Standard accounts of mental health are based on a “deficit view” solely focusing on cognitive impairments associated with psychiatric conditions. This view is known to lead to personal discouragement, lack of self-respect, and societal stigmatization, which often further increase the problems diagnosed individuals are facing. The “deficit view” has been challenged also in the field of anthropology by the idea of the evolution of complementary cognition, suggesting that successful adaptation arises from the cooperation of individual members who are neurocognitively specialized in different but complementary neurocognitive search strategies12. According to complementary cognition, once a certain threshold has been reached, the only efficient way to increase brain capacity is via specialization.
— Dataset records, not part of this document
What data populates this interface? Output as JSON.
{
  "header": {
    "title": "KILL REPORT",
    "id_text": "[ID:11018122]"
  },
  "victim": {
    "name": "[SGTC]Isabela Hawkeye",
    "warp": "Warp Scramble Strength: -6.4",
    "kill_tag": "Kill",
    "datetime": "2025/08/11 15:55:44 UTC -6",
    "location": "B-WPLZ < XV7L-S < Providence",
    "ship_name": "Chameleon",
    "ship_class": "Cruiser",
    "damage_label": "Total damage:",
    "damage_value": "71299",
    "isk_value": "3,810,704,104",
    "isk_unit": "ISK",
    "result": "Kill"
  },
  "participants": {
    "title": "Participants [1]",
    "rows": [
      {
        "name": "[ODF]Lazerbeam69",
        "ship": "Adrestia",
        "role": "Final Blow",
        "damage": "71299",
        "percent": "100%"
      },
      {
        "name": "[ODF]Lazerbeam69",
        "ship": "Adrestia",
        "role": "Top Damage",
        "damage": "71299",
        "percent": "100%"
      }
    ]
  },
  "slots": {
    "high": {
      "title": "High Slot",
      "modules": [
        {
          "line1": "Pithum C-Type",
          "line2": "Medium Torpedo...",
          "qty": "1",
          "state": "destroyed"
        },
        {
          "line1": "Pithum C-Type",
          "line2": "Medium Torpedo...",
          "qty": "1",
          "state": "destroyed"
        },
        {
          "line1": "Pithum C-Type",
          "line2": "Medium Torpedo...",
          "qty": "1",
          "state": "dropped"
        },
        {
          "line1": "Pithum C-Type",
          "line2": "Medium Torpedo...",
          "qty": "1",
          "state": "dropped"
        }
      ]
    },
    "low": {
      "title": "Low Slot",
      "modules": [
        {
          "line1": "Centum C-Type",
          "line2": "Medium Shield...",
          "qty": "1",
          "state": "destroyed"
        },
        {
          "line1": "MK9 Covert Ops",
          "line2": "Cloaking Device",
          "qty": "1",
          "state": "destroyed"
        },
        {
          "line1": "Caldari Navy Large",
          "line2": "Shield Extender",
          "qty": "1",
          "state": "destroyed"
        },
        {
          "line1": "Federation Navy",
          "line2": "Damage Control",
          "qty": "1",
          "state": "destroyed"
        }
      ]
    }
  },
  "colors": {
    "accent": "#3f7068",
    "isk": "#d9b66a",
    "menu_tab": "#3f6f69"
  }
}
As a result of the trade-off between a functional and a dysfunctional complementary system, the specialization in one system comes at the cost of an impairment in the complementary system12. Based on the principle of neural competition, in line with the idea of the evolution of complementary cognition, we suggest an alternative to the “deficit view”: rather than focusing on deficits, we should focus on the possible cognitive potential that selective dysfunctions might bring with them. Our approach is based on two steps: the identification of the potential (i.e., of neural systems that might have benefited from reduced competition already or that might benefit after specific training) and the development of corresponding training methods, using the testing-the-limits approach. Counterintuitively, we thus suggest to target training not on the impaired function but, rather, on the function that might have benefitted or that may still benefit from the lesser neural competition of the dysfunctional system. This approach of identifying potential mental gains and their possible magnification is likely to promote educational achievement and the development of self-esteem in diagnosed individuals.

Reporting summary

Further information on research design is available in the Nature Research Reporting Summary linked to this article.